|What were the listed confounders or modifying factors as stated by the authors? (e.g. multi-variable components of models. Copy from methods)||women were subdivided by their anxiety sensitivity|
|Provide a general description of results (as reported by the authors).||Mood became more positive at the second time of testing for all the POMS scales: clearheaded [pre=23.13, post=25.56; F(1,33)=11.25, P<0.005], energetic [pre=18.01, post=21.86; F(1,33)=14.13, P<0.001], confident [pre=20.24, post=22.94; F(1,33)=13.42, P<0.005], agreeable [pre=24.97, post=27.79; F(1,33)=21.50, P<0.001], composed [pre=22.57, post=24.99; F(1,33)= 8.87, P<0.01] and elated [pre=22.42, post=25.28; F(1,33)=12.76, P<0.005]. A near-significant interaction was found between caffeine and time of testing for confidence [F(1,33)=2.95, P<0.10]. When in the caffeine condition participants reported significantly higher confidence scores at the second phase of testing compared to the first [F(1,33)=19.60, P<0.001]. Finally, a significant interaction was found between anxiety sensitivity, caffeine and time of testing for elation [F(2,33)=3.45, P<0.05; see Fig. 1A]. Change scores revealed that amongst the low anxiety sensitivity group, higher elation was found in the caffeine condition when compared to the placebo condition [F(1,33)=4.24, P<0.05].|
|Did the authors perform a dose-response analysis (or trend/related analysis)?||No|
|What were the authors's observations re: trend analysis?|

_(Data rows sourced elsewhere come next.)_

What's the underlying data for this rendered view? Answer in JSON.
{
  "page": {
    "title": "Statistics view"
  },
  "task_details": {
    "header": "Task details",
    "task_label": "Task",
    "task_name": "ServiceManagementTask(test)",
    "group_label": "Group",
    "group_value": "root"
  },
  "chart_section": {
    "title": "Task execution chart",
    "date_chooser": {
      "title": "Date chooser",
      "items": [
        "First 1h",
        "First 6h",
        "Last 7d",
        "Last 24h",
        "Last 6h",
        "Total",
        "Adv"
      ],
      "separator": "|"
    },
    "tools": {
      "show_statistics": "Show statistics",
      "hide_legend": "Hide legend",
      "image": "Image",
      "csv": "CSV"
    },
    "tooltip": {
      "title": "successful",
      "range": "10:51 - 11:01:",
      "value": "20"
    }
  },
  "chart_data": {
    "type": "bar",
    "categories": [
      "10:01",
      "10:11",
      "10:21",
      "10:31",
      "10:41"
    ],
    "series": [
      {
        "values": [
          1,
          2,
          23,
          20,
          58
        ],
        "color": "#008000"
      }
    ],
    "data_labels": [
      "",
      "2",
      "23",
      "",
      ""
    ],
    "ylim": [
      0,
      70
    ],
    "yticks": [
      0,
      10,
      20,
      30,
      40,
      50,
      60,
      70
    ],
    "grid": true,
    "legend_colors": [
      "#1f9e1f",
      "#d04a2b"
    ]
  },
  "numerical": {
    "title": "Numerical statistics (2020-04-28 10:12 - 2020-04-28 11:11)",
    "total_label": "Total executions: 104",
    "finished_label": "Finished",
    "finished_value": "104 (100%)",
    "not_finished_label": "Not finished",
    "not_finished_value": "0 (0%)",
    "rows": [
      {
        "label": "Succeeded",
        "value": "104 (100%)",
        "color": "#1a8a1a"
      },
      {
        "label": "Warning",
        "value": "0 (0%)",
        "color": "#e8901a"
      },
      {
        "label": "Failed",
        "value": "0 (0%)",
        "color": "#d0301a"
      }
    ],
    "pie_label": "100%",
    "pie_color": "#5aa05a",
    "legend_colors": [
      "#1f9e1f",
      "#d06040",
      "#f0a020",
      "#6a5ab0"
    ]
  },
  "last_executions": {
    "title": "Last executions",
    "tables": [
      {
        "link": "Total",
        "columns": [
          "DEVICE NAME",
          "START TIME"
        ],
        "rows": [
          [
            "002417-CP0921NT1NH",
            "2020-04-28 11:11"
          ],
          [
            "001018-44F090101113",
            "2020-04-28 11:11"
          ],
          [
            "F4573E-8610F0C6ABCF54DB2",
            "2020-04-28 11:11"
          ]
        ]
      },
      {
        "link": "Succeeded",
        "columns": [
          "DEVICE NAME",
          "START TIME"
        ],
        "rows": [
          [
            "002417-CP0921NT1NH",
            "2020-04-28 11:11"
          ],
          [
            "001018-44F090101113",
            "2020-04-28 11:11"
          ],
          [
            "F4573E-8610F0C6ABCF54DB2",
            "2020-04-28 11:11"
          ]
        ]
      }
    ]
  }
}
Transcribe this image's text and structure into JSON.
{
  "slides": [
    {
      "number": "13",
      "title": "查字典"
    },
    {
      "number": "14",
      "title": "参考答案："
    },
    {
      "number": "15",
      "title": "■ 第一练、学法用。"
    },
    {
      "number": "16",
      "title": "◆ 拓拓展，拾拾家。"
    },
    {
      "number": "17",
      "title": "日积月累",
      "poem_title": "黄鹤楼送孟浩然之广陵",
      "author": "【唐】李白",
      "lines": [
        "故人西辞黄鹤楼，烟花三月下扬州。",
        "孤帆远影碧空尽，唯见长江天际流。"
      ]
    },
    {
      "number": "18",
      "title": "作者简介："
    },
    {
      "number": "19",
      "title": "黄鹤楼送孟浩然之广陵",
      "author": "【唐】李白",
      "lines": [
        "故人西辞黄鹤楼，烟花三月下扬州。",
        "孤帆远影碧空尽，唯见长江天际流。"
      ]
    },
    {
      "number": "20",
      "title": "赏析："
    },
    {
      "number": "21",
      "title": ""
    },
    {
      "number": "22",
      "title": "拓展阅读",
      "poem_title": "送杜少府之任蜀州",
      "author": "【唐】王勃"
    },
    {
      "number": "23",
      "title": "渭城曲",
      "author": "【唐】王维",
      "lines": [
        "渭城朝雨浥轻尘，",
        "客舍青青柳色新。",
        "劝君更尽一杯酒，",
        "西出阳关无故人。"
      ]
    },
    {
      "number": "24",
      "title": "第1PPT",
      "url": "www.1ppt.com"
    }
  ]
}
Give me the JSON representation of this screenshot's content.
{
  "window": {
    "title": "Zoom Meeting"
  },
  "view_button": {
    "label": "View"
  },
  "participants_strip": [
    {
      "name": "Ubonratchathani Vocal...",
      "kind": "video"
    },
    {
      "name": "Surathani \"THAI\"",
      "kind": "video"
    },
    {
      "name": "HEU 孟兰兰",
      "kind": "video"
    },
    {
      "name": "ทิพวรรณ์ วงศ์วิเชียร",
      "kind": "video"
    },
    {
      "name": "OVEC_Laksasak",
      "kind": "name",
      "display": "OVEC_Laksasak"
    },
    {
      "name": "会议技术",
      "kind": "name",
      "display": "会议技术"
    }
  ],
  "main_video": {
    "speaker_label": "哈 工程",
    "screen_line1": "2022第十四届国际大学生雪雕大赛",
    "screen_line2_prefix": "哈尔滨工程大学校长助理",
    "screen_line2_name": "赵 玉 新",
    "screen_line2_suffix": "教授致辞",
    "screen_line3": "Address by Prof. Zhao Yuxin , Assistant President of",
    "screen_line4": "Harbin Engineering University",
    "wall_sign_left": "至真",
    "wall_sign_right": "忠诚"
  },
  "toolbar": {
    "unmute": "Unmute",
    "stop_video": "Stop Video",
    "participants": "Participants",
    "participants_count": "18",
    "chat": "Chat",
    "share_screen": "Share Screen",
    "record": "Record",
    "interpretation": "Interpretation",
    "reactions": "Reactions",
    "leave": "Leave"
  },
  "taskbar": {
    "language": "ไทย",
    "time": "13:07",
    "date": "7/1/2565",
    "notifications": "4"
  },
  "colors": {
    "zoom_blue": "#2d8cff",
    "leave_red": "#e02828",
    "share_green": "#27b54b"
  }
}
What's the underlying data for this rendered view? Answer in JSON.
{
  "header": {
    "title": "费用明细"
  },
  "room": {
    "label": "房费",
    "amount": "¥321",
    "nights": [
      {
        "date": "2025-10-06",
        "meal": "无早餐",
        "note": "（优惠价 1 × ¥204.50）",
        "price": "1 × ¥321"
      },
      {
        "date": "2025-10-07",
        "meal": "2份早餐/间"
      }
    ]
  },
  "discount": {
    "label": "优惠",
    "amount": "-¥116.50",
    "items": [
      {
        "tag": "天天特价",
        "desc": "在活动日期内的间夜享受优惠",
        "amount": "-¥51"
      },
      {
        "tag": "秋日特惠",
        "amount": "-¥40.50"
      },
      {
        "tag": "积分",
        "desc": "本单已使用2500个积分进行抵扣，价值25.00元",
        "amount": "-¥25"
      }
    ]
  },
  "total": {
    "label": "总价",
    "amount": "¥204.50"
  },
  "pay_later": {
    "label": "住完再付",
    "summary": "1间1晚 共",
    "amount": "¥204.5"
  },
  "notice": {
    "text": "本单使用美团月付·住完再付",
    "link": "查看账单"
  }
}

|What were the author's conclusions?||Those low in anxiety sensitivity benefited from a moderate dose of caffeine, in that they increased in positive mood and exhibited caffeine-induced hypoalgesia. These findings are consistent with studies that find caffeine has an arousing effect and anti-nociceptive properties (Keogh and Witt 2001). The fact that those high in anxiety sensitivity failed to show these beneficial caffeine effects is also consistent with findings that participants high in anxiety sensitivity report more negative reactions to caffeine-induced arousal (Telch et al. 1996). This study is the first, however, to demonstrate that alongside such mood effects, anxiety sensitivity moderates caffeine-related hypoalgesia.|
|What were the sources of funding?||None listed|
|What conflicts of interest were reported?||N/A|
|Does the exposure (dose) need to be standardized to the SR?||No|
|Provide calculations/conversions for the exposure based on the decision tree in the guide (for all endpoints/exposure levels of interest).|
|List all the endpoint(s) followed by the dose (mg) which will be used in comparison to Nawrot. Characterize value as LOAEL/NOAEL, etc. if possible.||Depression - NOAEL = 250 mg/day|
|Notes regarding selection/listing of endpoints and exposures/doses to be compared to Nawrot.||single dose Depression-elation scores actually improved in the low anxiety sensitivity group, though caffeine had no effect on the scores in the medium or high anxiety sensitivity groups|
|What is the importance of the study with respect to the adverseness of the outcome?||Important|
No baseline characteristics have been defined for this extraction form.
Results & Comparisons
No Results found.
|Arm or Total||Title||Description||Comments|
No quality dimensions were specified.
No quality rating data was found.